Previous epidemiological studies have suggested that genetic factors are strongly involved in the development of eating disorders, and that genetic factors may partially overlap with those of other psychiatric disorders.In fact, CNVs associated with the risk of mental illness have been found in some people with eating disorders.
However, no clear conclusions regarding the relationship between eating disorders and CNVs have yet been obtained.Therefore, in this study, we analyzed CNVs in patients with eating disorders (70 cases), focused on risk CNVs known to be associated with neurodevelopmental disorders, and compared them with healthy subjects.In addition, all the research subjects are Japanese women.
As a result of the analysis, 10% (7/70) of patients with eating disorders were found to have a risk CNV for neurodevelopmental disorders, which was significantly associated with the risk of developing an eating disorder compared to 2.3% (24/1036) of healthy subjects.
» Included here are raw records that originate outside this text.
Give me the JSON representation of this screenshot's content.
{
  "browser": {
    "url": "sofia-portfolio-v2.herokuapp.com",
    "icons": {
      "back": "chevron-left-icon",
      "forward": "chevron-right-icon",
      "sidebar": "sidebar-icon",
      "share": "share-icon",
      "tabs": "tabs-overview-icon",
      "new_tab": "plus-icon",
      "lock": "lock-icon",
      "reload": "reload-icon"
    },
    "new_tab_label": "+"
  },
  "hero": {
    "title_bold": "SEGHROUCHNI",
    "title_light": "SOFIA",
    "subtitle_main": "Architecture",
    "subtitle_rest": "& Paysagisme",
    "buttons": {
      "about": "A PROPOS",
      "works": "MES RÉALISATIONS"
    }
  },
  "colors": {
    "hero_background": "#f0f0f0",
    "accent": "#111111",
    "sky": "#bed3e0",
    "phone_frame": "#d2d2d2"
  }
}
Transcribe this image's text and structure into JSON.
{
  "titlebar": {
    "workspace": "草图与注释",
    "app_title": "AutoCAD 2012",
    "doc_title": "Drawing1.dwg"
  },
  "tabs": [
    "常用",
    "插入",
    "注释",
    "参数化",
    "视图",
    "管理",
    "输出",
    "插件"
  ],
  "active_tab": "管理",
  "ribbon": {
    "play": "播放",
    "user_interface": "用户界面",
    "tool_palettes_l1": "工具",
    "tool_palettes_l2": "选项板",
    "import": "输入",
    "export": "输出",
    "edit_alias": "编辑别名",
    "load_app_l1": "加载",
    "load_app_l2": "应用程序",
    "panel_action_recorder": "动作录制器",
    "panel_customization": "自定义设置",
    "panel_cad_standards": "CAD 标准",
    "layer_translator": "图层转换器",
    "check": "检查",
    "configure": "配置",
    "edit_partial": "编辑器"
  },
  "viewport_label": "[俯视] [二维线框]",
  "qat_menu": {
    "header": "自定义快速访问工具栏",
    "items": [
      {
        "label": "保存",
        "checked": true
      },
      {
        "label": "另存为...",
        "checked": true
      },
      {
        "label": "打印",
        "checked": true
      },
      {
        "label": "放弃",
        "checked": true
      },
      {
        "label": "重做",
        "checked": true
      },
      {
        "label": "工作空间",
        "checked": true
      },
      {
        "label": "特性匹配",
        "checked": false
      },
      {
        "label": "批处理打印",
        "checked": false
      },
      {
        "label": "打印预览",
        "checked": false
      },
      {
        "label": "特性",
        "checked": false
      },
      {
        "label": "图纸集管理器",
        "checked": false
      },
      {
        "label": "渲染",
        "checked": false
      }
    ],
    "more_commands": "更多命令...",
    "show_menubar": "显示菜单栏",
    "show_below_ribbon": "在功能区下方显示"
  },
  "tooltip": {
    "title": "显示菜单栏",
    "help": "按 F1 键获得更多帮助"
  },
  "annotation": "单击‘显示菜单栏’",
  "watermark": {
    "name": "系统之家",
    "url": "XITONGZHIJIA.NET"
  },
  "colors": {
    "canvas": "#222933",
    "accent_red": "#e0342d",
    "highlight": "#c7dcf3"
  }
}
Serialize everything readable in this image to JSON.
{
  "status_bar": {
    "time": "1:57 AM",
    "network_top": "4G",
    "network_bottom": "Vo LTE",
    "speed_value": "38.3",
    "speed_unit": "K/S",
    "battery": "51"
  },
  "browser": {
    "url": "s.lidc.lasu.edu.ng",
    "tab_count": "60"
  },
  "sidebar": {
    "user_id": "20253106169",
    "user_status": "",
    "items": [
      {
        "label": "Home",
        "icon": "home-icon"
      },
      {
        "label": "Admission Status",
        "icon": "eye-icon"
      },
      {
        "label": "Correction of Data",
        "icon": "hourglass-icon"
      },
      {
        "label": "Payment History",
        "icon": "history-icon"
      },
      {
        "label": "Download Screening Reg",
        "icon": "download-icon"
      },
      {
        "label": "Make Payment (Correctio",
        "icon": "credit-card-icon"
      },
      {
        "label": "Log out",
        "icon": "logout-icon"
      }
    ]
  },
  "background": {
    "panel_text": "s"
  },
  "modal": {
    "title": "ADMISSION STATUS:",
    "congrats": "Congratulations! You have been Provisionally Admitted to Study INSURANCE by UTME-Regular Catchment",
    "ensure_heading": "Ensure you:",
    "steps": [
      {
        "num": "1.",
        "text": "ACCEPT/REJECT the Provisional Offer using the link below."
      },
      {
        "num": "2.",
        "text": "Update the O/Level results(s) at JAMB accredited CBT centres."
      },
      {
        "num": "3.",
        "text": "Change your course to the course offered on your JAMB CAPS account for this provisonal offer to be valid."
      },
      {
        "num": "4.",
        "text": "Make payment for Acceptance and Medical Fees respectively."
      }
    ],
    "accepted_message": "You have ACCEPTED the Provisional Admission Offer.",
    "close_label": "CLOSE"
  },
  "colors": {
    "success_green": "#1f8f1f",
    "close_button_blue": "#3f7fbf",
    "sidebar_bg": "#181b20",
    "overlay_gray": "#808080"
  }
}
It was confirmed that
They also found that many of the CNVs found in patients with eating disorders affect genes that function at neuronal synapses.Gene set analysis also revealed that CNVs in patients with eating disorders were significantly accumulated in synapse-related gene clusters, strongly suggesting that synaptic dysfunction is involved in the pathogenesis of eating disorders.
This study revealed that eating disorders and neurodevelopmental disorders share common genetic factors, and that synaptic dysfunction is involved in the pathogenesis of eating disorders.It is hoped that further advances in the understanding of the pathology of eating disorders from the perspective of synaptic dysfunction will contribute to the development of early diagnostic methods for eating disorders and the development of novel therapeutic agents.
Paper information:[Psychiatry and Clinical Neurosciences] Contribution of copy number variations to the risk of severe eating disorders